By Associated PressOctober 19, 2018, 10:12 am

JEJU ISLAND, South Korea – Brooks Koepka, recently named the PGA Tour Player of the Year, gave himself the perfect opportunity to become the No. 1 player in the world when he shot a 7-under par 65 to move to within one shot of the lead in the CJ Cup on Friday.

At the Nine Bridges course, the three-time major champion made an eagle on his closing hole to finish on 8-under par 136 after two rounds, just one stroke behind Scott Piercy, who was bogey-free in matching Koepka's 65.

With the wind subsiding and the course playing much easier than on the opening day when the scoring average was 73.26, 44 players – more than half the field of 78 – had under-par rounds.

Overnight leader Chez Reavie added a 70 to his opening-round 68 to sit in third place at 138, three behind Piercy. Sweden's Alex Noren was the other player in with a 65, which moved him into a tie for fourth place alongside Ian Poulter (69), four out of the lead.
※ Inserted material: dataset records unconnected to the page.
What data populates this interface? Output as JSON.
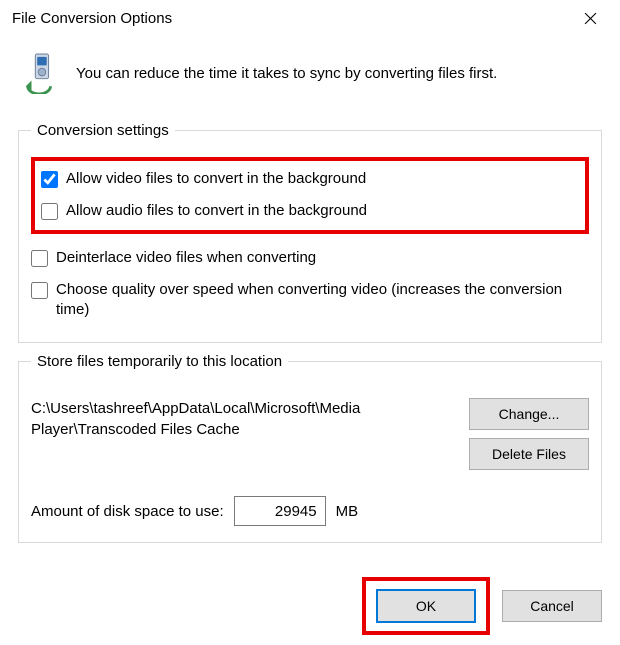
{
  "window": {
    "title": "File Conversion Options"
  },
  "intro": "You can reduce the time it takes to sync by converting files first.",
  "conversion": {
    "legend": "Conversion settings",
    "allow_video": "Allow video files to convert in the background",
    "allow_audio": "Allow audio files to convert in the background",
    "deinterlace": "Deinterlace video files when converting",
    "quality_over_speed": "Choose quality over speed when converting video (increases the conversion time)"
  },
  "store": {
    "legend": "Store files temporarily to this location",
    "path": "C:\\Users\\tashreef\\AppData\\Local\\Microsoft\\Media Player\\Transcoded Files Cache",
    "change": "Change...",
    "delete": "Delete Files",
    "disk_label": "Amount of disk space to use:",
    "disk_value": "29945",
    "disk_unit": "MB"
  },
  "buttons": {
    "ok": "OK",
    "cancel": "Cancel"
  },
  "checked": {
    "allow_video": true,
    "allow_audio": false,
    "deinterlace": false,
    "quality_over_speed": false
  }
}
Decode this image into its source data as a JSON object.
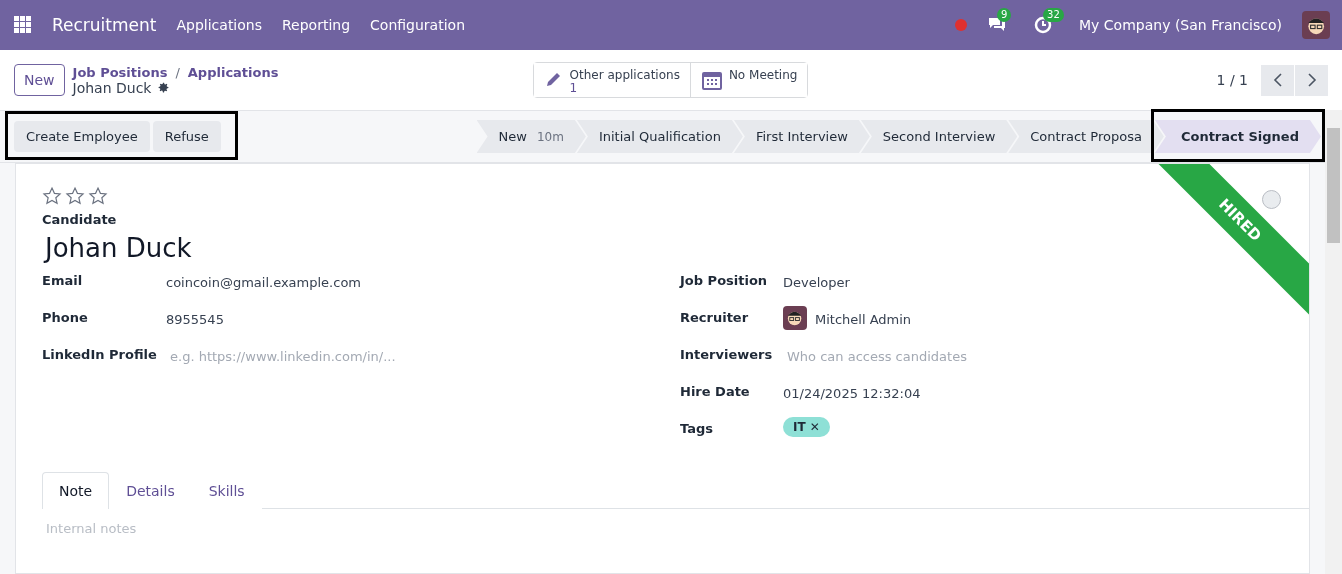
{
  "navbar": {
    "app": "Recruitment",
    "menus": [
      "Applications",
      "Reporting",
      "Configuration"
    ],
    "messages_count": "9",
    "activities_count": "32",
    "company": "My Company (San Francisco)"
  },
  "control_panel": {
    "new_button": "New",
    "breadcrumbs": [
      "Job Positions",
      "Applications"
    ],
    "breadcrumb_separator": "/",
    "record": "Johan Duck",
    "smart_buttons": [
      {
        "kind": "pencil",
        "label": "Other applications",
        "value": "1"
      },
      {
        "kind": "calendar",
        "label": "No Meeting"
      }
    ],
    "pager": "1 / 1"
  },
  "actions": [
    "Create Employee",
    "Refuse"
  ],
  "stages": [
    {
      "label": "New",
      "duration": "10m",
      "selected": false
    },
    {
      "label": "Initial Qualification",
      "selected": false
    },
    {
      "label": "First Interview",
      "selected": false
    },
    {
      "label": "Second Interview",
      "selected": false
    },
    {
      "label": "Contract Proposa",
      "selected": false
    },
    {
      "label": "Contract Signed",
      "selected": true
    }
  ],
  "ribbon": "HIRED",
  "form": {
    "stars": 0,
    "candidate_label": "Candidate",
    "candidate_name": "Johan Duck",
    "left_fields": [
      {
        "label": "Email",
        "kind": "text",
        "value": "coincoin@gmail.example.com"
      },
      {
        "label": "Phone",
        "kind": "text",
        "value": "8955545"
      },
      {
        "label": "LinkedIn Profile",
        "kind": "placeholder",
        "placeholder": "e.g. https://www.linkedin.com/in/..."
      }
    ],
    "right_fields": [
      {
        "label": "Job Position",
        "kind": "text",
        "value": "Developer"
      },
      {
        "label": "Recruiter",
        "kind": "avatar",
        "value": "Mitchell Admin"
      },
      {
        "label": "Interviewers",
        "kind": "placeholder",
        "placeholder": "Who can access candidates"
      },
      {
        "label": "Hire Date",
        "kind": "text",
        "value": "01/24/2025 12:32:04"
      },
      {
        "label": "Tags",
        "kind": "tags",
        "tags": [
          {
            "label": "IT",
            "color": "#8ee0d6",
            "remove": "✕"
          }
        ]
      }
    ],
    "tabs": [
      {
        "label": "Note",
        "selected": true
      },
      {
        "label": "Details",
        "selected": false
      },
      {
        "label": "Skills",
        "selected": false
      }
    ],
    "note_placeholder": "Internal notes"
  }
}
The best round of the day was a 64 by Brian Harman, who was tied for sixth and five behind Piercy.


Full-field scores from the CJ Cup
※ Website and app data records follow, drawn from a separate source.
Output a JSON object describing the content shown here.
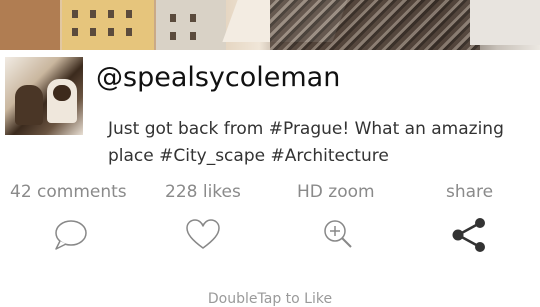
{
  "post": {
    "username": "@spealsycoleman",
    "message": "Just got back from #Prague! What an amazing place #City_scape #Architecture"
  },
  "stats": {
    "comments": "42 comments",
    "likes": "228 likes",
    "zoom": "HD zoom",
    "share": "share"
  },
  "icons": {
    "comment": "speech-bubble-icon",
    "like": "heart-icon",
    "zoom": "zoom-in-icon",
    "share": "share-icon"
  },
  "footer": {
    "hint": "DoubleTap to Like"
  },
  "colors": {
    "text_primary": "#111111",
    "text_muted": "#8a8a8a",
    "icon": "#888888",
    "share_icon": "#333333"
  }
}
CJ Cup: Articles, photos and videos


The 28-year-old Koepka will move to the top of the world rankings when they are announced on Monday if he wins the tournament.

Thomas, playing alongside Koepka, matched Koepka's eagle on the last, but that was only for a 70 and he is tied for 22nd place at 1 under.

Koepka's only bogey was on the par-5 ninth hole, where he hit a wayward tee shot. But he was otherwise pleased with the state of his ''caveman golf.''

''I feel like my game is in a good spot. I feel like the way I played today, if I can carry that momentum into Saturday and Sunday, it will be fun,'' Koepka, winner of the U.S. Open and the PGA Championship, said.

''My game is pretty simple. I guess you can call it like caveman golf – you see the ball, hit the ball and go find it again. You're not going to see any emotion just because I'm so focused, but I'm enjoying it.''

Piercy, who has fallen to No. 252 in the world ranking despite winning the Zurich Classic earlier this year with Billy Horschel – there are no world ranking points for a team event – was rarely out of position in a round in which he found 13 of 14 fairways off the tee and reached 16 greens in regulation.

''Obviously, the wind was down a little bit and from a little bit different direction, so 10 miles an hour wind versus 20s is quite a big difference,'' said Piercy, who is looking for his first individual PGA Tour win since the Barbasol Championship in July 2015.

''It was a good day. Hit a couple close and then my putter showed up and made some putts of some pretty good length.''

Australia's Marc Leishman, winner last week at the CIMB Classic in Kuala Lumpur, shot a 71 and was seven behind. Paul Casey's 73 included a hole-in-one on the par-3 seventh hole and the Englishman is nine behind Piercy.